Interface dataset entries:

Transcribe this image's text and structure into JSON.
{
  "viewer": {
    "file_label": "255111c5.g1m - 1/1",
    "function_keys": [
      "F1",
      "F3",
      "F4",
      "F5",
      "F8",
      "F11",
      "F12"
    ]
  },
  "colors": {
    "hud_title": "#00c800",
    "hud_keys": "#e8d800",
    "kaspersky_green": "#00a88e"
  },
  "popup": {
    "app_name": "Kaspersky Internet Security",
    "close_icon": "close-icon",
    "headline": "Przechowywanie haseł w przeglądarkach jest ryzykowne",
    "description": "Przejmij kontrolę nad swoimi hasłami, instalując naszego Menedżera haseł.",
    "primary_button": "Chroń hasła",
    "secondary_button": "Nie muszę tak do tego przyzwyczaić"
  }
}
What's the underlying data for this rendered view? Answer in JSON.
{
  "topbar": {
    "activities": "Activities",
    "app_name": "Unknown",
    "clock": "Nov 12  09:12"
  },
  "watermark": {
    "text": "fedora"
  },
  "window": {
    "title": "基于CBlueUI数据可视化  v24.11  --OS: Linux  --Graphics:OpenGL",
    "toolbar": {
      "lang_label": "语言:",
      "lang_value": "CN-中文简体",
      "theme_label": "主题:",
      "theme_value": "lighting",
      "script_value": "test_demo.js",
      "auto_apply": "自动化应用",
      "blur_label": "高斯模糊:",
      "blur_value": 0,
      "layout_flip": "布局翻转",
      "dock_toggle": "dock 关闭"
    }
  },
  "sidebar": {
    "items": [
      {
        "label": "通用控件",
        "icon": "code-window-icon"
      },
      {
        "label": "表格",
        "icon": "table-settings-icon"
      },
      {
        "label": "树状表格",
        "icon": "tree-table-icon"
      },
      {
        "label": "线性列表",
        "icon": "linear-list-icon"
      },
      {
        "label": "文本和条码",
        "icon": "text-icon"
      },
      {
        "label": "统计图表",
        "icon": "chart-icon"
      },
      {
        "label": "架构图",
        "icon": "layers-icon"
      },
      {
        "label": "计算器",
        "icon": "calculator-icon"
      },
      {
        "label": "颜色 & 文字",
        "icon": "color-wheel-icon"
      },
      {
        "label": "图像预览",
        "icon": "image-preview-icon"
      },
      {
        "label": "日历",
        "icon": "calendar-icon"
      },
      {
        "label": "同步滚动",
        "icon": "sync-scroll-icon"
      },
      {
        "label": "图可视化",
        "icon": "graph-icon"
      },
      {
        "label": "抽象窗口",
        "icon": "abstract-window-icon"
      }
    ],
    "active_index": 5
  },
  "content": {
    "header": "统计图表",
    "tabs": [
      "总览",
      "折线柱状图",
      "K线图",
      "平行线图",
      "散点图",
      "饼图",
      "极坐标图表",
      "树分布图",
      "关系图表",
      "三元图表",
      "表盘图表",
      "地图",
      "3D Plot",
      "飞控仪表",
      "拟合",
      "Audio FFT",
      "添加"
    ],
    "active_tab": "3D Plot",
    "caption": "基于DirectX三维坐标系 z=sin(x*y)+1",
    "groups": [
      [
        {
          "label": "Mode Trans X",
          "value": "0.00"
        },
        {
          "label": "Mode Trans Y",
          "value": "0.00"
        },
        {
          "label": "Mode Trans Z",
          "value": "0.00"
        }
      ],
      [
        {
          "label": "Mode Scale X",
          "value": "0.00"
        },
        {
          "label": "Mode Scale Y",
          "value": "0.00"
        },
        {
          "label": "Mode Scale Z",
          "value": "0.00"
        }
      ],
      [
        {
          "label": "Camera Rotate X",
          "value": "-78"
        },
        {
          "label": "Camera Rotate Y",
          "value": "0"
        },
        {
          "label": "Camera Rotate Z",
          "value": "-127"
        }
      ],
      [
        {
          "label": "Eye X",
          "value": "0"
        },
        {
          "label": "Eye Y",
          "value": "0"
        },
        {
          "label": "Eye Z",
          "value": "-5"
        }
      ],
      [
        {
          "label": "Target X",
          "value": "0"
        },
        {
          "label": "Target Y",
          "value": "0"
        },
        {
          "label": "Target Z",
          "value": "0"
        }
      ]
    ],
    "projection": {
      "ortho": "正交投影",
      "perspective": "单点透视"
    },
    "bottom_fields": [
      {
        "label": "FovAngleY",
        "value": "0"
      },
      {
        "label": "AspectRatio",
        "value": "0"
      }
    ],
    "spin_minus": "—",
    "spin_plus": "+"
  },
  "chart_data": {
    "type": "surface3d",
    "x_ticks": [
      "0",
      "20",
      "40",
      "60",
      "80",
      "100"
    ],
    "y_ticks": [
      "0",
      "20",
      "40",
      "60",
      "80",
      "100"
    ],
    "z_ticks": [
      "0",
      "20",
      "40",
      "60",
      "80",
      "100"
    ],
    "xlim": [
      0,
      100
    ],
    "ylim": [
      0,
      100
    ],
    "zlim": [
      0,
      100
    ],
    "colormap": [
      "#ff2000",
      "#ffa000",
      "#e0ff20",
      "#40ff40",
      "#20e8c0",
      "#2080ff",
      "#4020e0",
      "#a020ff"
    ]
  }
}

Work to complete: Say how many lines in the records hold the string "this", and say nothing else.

Response: 2